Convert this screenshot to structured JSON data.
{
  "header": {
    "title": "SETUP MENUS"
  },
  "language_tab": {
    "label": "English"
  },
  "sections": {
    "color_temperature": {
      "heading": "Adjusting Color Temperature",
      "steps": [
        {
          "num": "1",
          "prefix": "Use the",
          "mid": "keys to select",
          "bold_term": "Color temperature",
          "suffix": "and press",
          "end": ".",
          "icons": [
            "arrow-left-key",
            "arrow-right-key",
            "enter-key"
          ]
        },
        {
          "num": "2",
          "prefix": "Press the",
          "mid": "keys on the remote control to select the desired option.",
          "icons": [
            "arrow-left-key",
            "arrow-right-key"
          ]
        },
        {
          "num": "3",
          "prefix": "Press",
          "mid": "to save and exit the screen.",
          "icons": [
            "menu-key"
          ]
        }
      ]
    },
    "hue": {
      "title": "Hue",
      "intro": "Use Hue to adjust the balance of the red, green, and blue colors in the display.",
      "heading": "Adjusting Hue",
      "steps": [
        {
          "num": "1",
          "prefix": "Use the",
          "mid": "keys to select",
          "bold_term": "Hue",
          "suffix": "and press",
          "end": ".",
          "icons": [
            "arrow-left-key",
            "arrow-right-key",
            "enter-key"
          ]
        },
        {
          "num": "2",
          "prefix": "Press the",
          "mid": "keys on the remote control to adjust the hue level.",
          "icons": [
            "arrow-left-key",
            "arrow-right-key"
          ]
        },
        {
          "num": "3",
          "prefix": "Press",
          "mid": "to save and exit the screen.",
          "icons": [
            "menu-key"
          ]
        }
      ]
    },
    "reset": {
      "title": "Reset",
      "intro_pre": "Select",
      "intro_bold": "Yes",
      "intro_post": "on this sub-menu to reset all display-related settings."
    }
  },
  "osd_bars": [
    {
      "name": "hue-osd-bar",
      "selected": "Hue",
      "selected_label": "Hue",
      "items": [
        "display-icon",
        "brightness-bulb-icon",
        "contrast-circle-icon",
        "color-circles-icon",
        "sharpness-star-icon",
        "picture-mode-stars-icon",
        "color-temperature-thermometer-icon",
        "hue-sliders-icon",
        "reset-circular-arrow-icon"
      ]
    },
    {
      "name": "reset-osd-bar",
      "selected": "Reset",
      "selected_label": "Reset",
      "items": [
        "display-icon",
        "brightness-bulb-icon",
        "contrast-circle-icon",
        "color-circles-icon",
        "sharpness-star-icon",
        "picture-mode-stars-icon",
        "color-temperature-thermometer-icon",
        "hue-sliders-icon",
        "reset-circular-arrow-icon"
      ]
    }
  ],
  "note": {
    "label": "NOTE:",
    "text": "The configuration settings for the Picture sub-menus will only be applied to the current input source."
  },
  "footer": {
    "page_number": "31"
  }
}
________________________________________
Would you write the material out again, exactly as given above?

__Answer box__:
Convert this screenshot to structured JSON data.
{
  "header": {
    "title": "SETUP MENUS"
  },
  "language_tab": {
    "label": "English"
  },
  "sections": {
    "color_temperature": {
      "heading": "Adjusting Color Temperature",
      "steps": [
        {
          "num": "1",
          "prefix": "Use the",
          "mid": "keys to select",
          "bold_term": "Color temperature",
          "suffix": "and press",
          "end": ".",
          "icons": [
            "arrow-left-key",
            "arrow-right-key",
            "enter-key"
          ]
        },
        {
          "num": "2",
          "prefix": "Press the",
          "mid": "keys on the remote control to select the desired option.",
          "icons": [
            "arrow-left-key",
            "arrow-right-key"
          ]
        },
        {
          "num": "3",
          "prefix": "Press",
          "mid": "to save and exit the screen.",
          "icons": [
            "menu-key"
          ]
        }
      ]
    },
    "hue": {
      "title": "Hue",
      "intro": "Use Hue to adjust the balance of the red, green, and blue colors in the display.",
      "heading": "Adjusting Hue",
      "steps": [
        {
          "num": "1",
          "prefix": "Use the",
          "mid": "keys to select",
          "bold_term": "Hue",
          "suffix": "and press",
          "end": ".",
          "icons": [
            "arrow-left-key",
            "arrow-right-key",
            "enter-key"
          ]
        },
        {
          "num": "2",
          "prefix": "Press the",
          "mid": "keys on the remote control to adjust the hue level.",
          "icons": [
            "arrow-left-key",
            "arrow-right-key"
          ]
        },
        {
          "num": "3",
          "prefix": "Press",
          "mid": "to save and exit the screen.",
          "icons": [
            "menu-key"
          ]
        }
      ]
    },
    "reset": {
      "title": "Reset",
      "intro_pre": "Select",
      "intro_bold": "Yes",
      "intro_post": "on this sub-menu to reset all display-related settings."
    }
  },
  "osd_bars": [
    {
      "name": "hue-osd-bar",
      "selected": "Hue",
      "selected_label": "Hue",
      "items": [
        "display-icon",
        "brightness-bulb-icon",
        "contrast-circle-icon",
        "color-circles-icon",
        "sharpness-star-icon",
        "picture-mode-stars-icon",
        "color-temperature-thermometer-icon",
        "hue-sliders-icon",
        "reset-circular-arrow-icon"
      ]
    },
    {
      "name": "reset-osd-bar",
      "selected": "Reset",
      "selected_label": "Reset",
      "items": [
        "display-icon",
        "brightness-bulb-icon",
        "contrast-circle-icon",
        "color-circles-icon",
        "sharpness-star-icon",
        "picture-mode-stars-icon",
        "color-temperature-thermometer-icon",
        "hue-sliders-icon",
        "reset-circular-arrow-icon"
      ]
    }
  ],
  "note": {
    "label": "NOTE:",
    "text": "The configuration settings for the Picture sub-menus will only be applied to the current input source."
  },
  "footer": {
    "page_number": "31"
  }
}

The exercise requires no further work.